Lessons Learned from Evernote’s Recent User Plan Changes

#FPF – Week 6

Up until recently, I had been a big Post-It note guy – writing down anything that I didn’t want to forget on a small piece of paper, which lived on my desk. Aside from this collection making Wes’s eye twitch whenever his gaze would fall on my side of the office, those darn Post-Its were always where I wasn’t.

Post-It Notes
Source: Unknown – Google Image Search

Enter Evernote.

What is Evernote?

It’s a cloud-based note taking platform that allows you to create notes with text, audio and images, as well as the ability to organize your notes in virtual notebooks – great for keeping personal and business topics organized.  With one account/login, you can easily have every note you have ever saved in the system available on your smartphone, tablet or desktop.

Their free account limits the size of storage you have available, but if you are taking mostly text notes (which I do most often) you would have little worry of reaching any usage quotas.  In the past few years of using Evernote – I have loved it and appreciated having it as part of my workflow – enhancing productivity.  Things couldn’t be better right? Well…up until recently.

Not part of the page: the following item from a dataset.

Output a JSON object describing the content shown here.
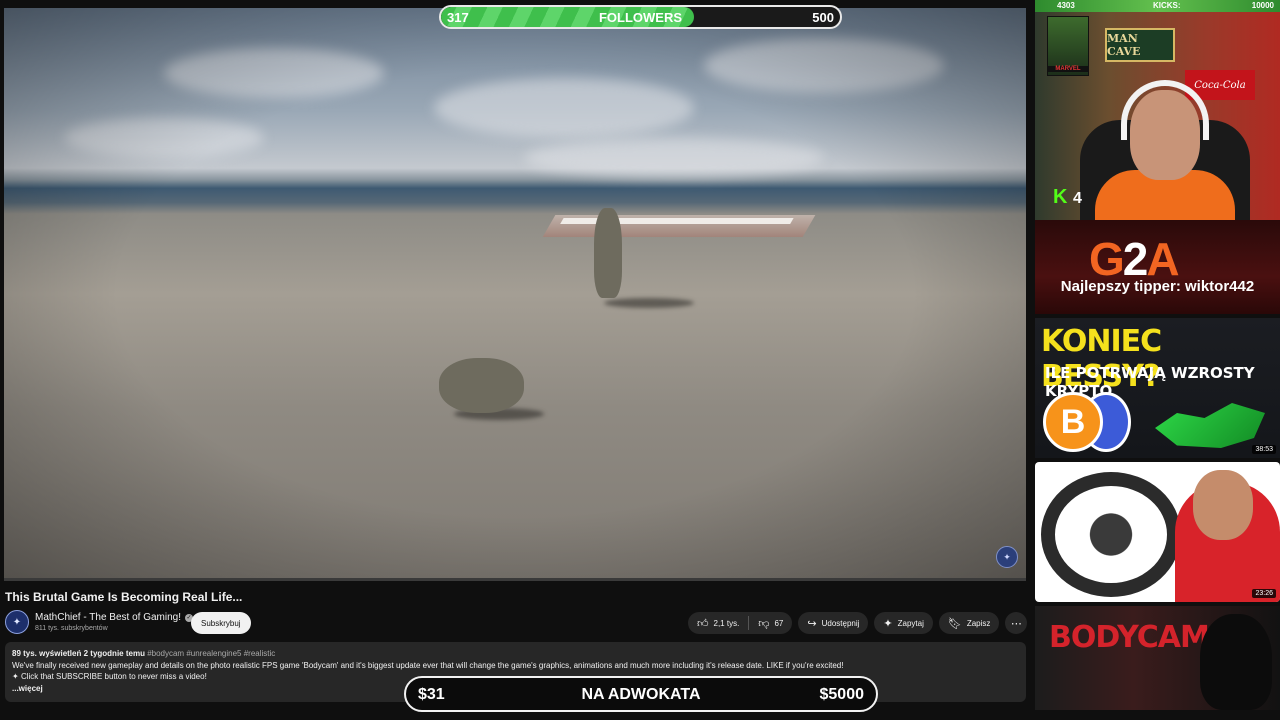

Evernote’s Recent Changes

In a recent blog post on Evernote’s website, they announced that free accounts would now be limited to 2 devices and that the cost of their premium accounts would be increasing as well.  The Evernote team cited these adjustments to their service as necessary steps in moving the platform forward, but the associated outcry of loyal users that are now jumping ship to other (less limiting platforms with similar features) marks an important point worth mentioning:

Your Clients/Customers Don’t Like Change.

Even when that change is an improvement to what you have to offer, there is a certain level of discomfort associated with change that people would prefer not deal with.  So how do you institute change without causing a mass-exodus or a social media frenzy?  Here are a few tips that can help:

  • Test the Waters – Use social media, customer surveys and phone calls to your best (and hopefully, most honest) clients/customers and ask their opinion regarding the changes you are looking to make.  Their vantage point may help you to evolve your ideas into even better (or completely new) products and services that they would gladly pay money for, let alone tell other people about how awesome it was that you included them in the process.
  • Establish a Group of “Beta” Testers – This could be a random sampling of clients/customers from the group above, as well as those of whom you have not yet built as strong of a bond with.  Setup opportunities for them to provide you with measurable, actionable feedback on how things are going.  This will allow you to determine where the holes are before rolling your “big idea” to the masses, only to wind up with egg on your face as people speak poorly of your execution.  Beta testers understand that they are gaining access to things that may not be perfect and have the unique opportunity to take an active role in making your platform the best it can be.
  • Call in the Champions as Cheerleaders – It’s no secret that the trend spotters and taste makerswithin a given industry often determine how an entire group of people may feel about a product or service.  The changes you are looking to implement are not exempt from this either.  To this point, it is imperative to identify the thought leaders in your industry and do everything you can to get their buy-in on what you are looking to achieve.  If they already happen to like your previous products or services, it probably wouldn’t be too difficult to get them to write a blog post highlighting the new (and exciting) features yet to come.  In the case of Evernote from above, enlisting the writers from popular tech or business sites such as Mashable, ReadWriteWeb or The Verge could have gone a long way in calming people’s concerns and easing them through that uncomfortable process of change.

Evolve with Confidence (and Clarity)

As always, thank you for taking the time to read this.  My hope is that it will help you as you continue to grow your business and improve the lives of you, your family and your work family.

What topics would you like to learn about next?  Feel free to respond to this message or send an inquiry through our new Fist Pump Questions page.  I look forward to hearing from you and hope you have an awesome weekend!

Kind Regards,

Jim @ Captivation